-- Task data follows --

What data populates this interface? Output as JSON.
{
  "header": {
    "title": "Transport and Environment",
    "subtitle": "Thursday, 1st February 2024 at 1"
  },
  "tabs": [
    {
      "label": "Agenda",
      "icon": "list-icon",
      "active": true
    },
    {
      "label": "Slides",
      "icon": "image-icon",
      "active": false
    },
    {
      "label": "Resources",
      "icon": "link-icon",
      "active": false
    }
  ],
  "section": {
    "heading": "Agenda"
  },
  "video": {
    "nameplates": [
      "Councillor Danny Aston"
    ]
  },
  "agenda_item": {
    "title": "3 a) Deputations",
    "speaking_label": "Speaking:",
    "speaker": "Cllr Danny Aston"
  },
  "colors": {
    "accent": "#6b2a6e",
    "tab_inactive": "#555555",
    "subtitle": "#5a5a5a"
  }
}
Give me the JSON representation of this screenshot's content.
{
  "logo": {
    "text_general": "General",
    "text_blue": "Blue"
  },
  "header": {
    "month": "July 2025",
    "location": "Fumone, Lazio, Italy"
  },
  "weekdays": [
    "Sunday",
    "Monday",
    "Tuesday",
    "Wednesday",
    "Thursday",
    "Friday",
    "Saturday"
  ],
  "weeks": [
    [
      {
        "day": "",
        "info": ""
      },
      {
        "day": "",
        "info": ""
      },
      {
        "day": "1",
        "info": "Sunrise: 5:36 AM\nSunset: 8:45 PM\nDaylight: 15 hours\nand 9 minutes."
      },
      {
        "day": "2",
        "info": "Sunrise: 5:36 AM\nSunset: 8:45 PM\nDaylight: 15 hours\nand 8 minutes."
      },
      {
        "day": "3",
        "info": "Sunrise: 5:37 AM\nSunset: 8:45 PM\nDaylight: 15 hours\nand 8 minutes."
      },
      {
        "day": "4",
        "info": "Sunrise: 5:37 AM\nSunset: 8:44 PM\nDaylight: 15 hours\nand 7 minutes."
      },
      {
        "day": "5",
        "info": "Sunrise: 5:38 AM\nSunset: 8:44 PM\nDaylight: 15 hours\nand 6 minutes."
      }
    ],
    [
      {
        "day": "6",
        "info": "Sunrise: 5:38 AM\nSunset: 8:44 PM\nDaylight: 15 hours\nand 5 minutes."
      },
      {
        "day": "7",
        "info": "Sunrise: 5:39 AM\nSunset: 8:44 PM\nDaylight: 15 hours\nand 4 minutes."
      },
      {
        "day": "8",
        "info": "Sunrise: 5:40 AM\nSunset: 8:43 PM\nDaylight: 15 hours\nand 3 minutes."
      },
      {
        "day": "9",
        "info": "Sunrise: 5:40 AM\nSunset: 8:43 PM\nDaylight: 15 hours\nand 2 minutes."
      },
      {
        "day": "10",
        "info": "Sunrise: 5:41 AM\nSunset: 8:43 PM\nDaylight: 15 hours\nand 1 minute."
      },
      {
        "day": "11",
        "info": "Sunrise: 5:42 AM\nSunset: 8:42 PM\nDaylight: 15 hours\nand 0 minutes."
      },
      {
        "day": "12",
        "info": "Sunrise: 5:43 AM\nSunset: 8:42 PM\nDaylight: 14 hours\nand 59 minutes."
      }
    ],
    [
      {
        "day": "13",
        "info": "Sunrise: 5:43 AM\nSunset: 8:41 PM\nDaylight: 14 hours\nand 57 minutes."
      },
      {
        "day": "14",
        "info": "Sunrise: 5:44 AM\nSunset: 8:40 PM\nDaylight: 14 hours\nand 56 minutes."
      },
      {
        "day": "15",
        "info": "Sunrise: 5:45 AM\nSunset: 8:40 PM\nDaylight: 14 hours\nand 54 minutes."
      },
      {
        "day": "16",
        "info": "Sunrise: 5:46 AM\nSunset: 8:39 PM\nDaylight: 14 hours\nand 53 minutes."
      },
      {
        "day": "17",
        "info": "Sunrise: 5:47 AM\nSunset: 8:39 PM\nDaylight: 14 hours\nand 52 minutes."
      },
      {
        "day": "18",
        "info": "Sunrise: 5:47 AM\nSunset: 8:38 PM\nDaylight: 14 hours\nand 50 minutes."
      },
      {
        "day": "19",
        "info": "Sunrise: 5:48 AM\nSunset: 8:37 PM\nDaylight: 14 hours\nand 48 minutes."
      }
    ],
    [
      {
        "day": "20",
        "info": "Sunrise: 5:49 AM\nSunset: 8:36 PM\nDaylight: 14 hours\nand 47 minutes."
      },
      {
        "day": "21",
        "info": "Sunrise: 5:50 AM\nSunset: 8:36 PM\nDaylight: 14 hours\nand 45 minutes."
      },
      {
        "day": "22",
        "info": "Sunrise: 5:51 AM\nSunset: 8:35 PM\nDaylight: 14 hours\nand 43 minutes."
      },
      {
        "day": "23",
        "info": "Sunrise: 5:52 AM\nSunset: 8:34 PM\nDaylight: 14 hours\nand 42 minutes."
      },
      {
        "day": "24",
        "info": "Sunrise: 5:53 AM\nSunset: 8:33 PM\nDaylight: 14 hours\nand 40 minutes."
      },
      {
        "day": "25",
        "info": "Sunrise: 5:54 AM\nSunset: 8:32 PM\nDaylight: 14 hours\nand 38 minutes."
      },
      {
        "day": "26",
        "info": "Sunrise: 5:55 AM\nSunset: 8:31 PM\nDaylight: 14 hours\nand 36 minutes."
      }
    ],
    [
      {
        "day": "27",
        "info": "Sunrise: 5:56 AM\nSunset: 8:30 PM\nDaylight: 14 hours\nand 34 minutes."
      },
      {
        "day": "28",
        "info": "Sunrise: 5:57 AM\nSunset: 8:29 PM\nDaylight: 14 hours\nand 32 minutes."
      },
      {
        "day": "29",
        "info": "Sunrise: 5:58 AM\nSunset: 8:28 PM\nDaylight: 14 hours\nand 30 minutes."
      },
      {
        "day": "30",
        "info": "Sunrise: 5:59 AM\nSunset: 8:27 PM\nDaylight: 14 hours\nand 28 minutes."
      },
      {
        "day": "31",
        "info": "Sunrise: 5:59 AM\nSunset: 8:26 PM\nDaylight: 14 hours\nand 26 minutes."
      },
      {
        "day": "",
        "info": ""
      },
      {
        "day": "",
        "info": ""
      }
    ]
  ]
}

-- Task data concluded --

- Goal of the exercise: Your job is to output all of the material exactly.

- Answer:
What data populates this interface? Output as JSON.
{
  "header": {
    "title": "Transport and Environment",
    "subtitle": "Thursday, 1st February 2024 at 1"
  },
  "tabs": [
    {
      "label": "Agenda",
      "icon": "list-icon",
      "active": true
    },
    {
      "label": "Slides",
      "icon": "image-icon",
      "active": false
    },
    {
      "label": "Resources",
      "icon": "link-icon",
      "active": false
    }
  ],
  "section": {
    "heading": "Agenda"
  },
  "video": {
    "nameplates": [
      "Councillor Danny Aston"
    ]
  },
  "agenda_item": {
    "title": "3 a) Deputations",
    "speaking_label": "Speaking:",
    "speaker": "Cllr Danny Aston"
  },
  "colors": {
    "accent": "#6b2a6e",
    "tab_inactive": "#555555",
    "subtitle": "#5a5a5a"
  }
}
Give me the JSON representation of this screenshot's content.
{
  "logo": {
    "text_general": "General",
    "text_blue": "Blue"
  },
  "header": {
    "month": "July 2025",
    "location": "Fumone, Lazio, Italy"
  },
  "weekdays": [
    "Sunday",
    "Monday",
    "Tuesday",
    "Wednesday",
    "Thursday",
    "Friday",
    "Saturday"
  ],
  "weeks": [
    [
      {
        "day": "",
        "info": ""
      },
      {
        "day": "",
        "info": ""
      },
      {
        "day": "1",
        "info": "Sunrise: 5:36 AM\nSunset: 8:45 PM\nDaylight: 15 hours\nand 9 minutes."
      },
      {
        "day": "2",
        "info": "Sunrise: 5:36 AM\nSunset: 8:45 PM\nDaylight: 15 hours\nand 8 minutes."
      },
      {
        "day": "3",
        "info": "Sunrise: 5:37 AM\nSunset: 8:45 PM\nDaylight: 15 hours\nand 8 minutes."
      },
      {
        "day": "4",
        "info": "Sunrise: 5:37 AM\nSunset: 8:44 PM\nDaylight: 15 hours\nand 7 minutes."
      },
      {
        "day": "5",
        "info": "Sunrise: 5:38 AM\nSunset: 8:44 PM\nDaylight: 15 hours\nand 6 minutes."
      }
    ],
    [
      {
        "day": "6",
        "info": "Sunrise: 5:38 AM\nSunset: 8:44 PM\nDaylight: 15 hours\nand 5 minutes."
      },
      {
        "day": "7",
        "info": "Sunrise: 5:39 AM\nSunset: 8:44 PM\nDaylight: 15 hours\nand 4 minutes."
      },
      {
        "day": "8",
        "info": "Sunrise: 5:40 AM\nSunset: 8:43 PM\nDaylight: 15 hours\nand 3 minutes."
      },
      {
        "day": "9",
        "info": "Sunrise: 5:40 AM\nSunset: 8:43 PM\nDaylight: 15 hours\nand 2 minutes."
      },
      {
        "day": "10",
        "info": "Sunrise: 5:41 AM\nSunset: 8:43 PM\nDaylight: 15 hours\nand 1 minute."
      },
      {
        "day": "11",
        "info": "Sunrise: 5:42 AM\nSunset: 8:42 PM\nDaylight: 15 hours\nand 0 minutes."
      },
      {
        "day": "12",
        "info": "Sunrise: 5:43 AM\nSunset: 8:42 PM\nDaylight: 14 hours\nand 59 minutes."
      }
    ],
    [
      {
        "day": "13",
        "info": "Sunrise: 5:43 AM\nSunset: 8:41 PM\nDaylight: 14 hours\nand 57 minutes."
      },
      {
        "day": "14",
        "info": "Sunrise: 5:44 AM\nSunset: 8:40 PM\nDaylight: 14 hours\nand 56 minutes."
      },
      {
        "day": "15",
        "info": "Sunrise: 5:45 AM\nSunset: 8:40 PM\nDaylight: 14 hours\nand 54 minutes."
      },
      {
        "day": "16",
        "info": "Sunrise: 5:46 AM\nSunset: 8:39 PM\nDaylight: 14 hours\nand 53 minutes."
      },
      {
        "day": "17",
        "info": "Sunrise: 5:47 AM\nSunset: 8:39 PM\nDaylight: 14 hours\nand 52 minutes."
      },
      {
        "day": "18",
        "info": "Sunrise: 5:47 AM\nSunset: 8:38 PM\nDaylight: 14 hours\nand 50 minutes."
      },
      {
        "day": "19",
        "info": "Sunrise: 5:48 AM\nSunset: 8:37 PM\nDaylight: 14 hours\nand 48 minutes."
      }
    ],
    [
      {
        "day": "20",
        "info": "Sunrise: 5:49 AM\nSunset: 8:36 PM\nDaylight: 14 hours\nand 47 minutes."
      },
      {
        "day": "21",
        "info": "Sunrise: 5:50 AM\nSunset: 8:36 PM\nDaylight: 14 hours\nand 45 minutes."
      },
      {
        "day": "22",
        "info": "Sunrise: 5:51 AM\nSunset: 8:35 PM\nDaylight: 14 hours\nand 43 minutes."
      },
      {
        "day": "23",
        "info": "Sunrise: 5:52 AM\nSunset: 8:34 PM\nDaylight: 14 hours\nand 42 minutes."
      },
      {
        "day": "24",
        "info": "Sunrise: 5:53 AM\nSunset: 8:33 PM\nDaylight: 14 hours\nand 40 minutes."
      },
      {
        "day": "25",
        "info": "Sunrise: 5:54 AM\nSunset: 8:32 PM\nDaylight: 14 hours\nand 38 minutes."
      },
      {
        "day": "26",
        "info": "Sunrise: 5:55 AM\nSunset: 8:31 PM\nDaylight: 14 hours\nand 36 minutes."
      }
    ],
    [
      {
        "day": "27",
        "info": "Sunrise: 5:56 AM\nSunset: 8:30 PM\nDaylight: 14 hours\nand 34 minutes."
      },
      {
        "day": "28",
        "info": "Sunrise: 5:57 AM\nSunset: 8:29 PM\nDaylight: 14 hours\nand 32 minutes."
      },
      {
        "day": "29",
        "info": "Sunrise: 5:58 AM\nSunset: 8:28 PM\nDaylight: 14 hours\nand 30 minutes."
      },
      {
        "day": "30",
        "info": "Sunrise: 5:59 AM\nSunset: 8:27 PM\nDaylight: 14 hours\nand 28 minutes."
      },
      {
        "day": "31",
        "info": "Sunrise: 5:59 AM\nSunset: 8:26 PM\nDaylight: 14 hours\nand 26 minutes."
      },
      {
        "day": "",
        "info": ""
      },
      {
        "day": "",
        "info": ""
      }
    ]
  ]
}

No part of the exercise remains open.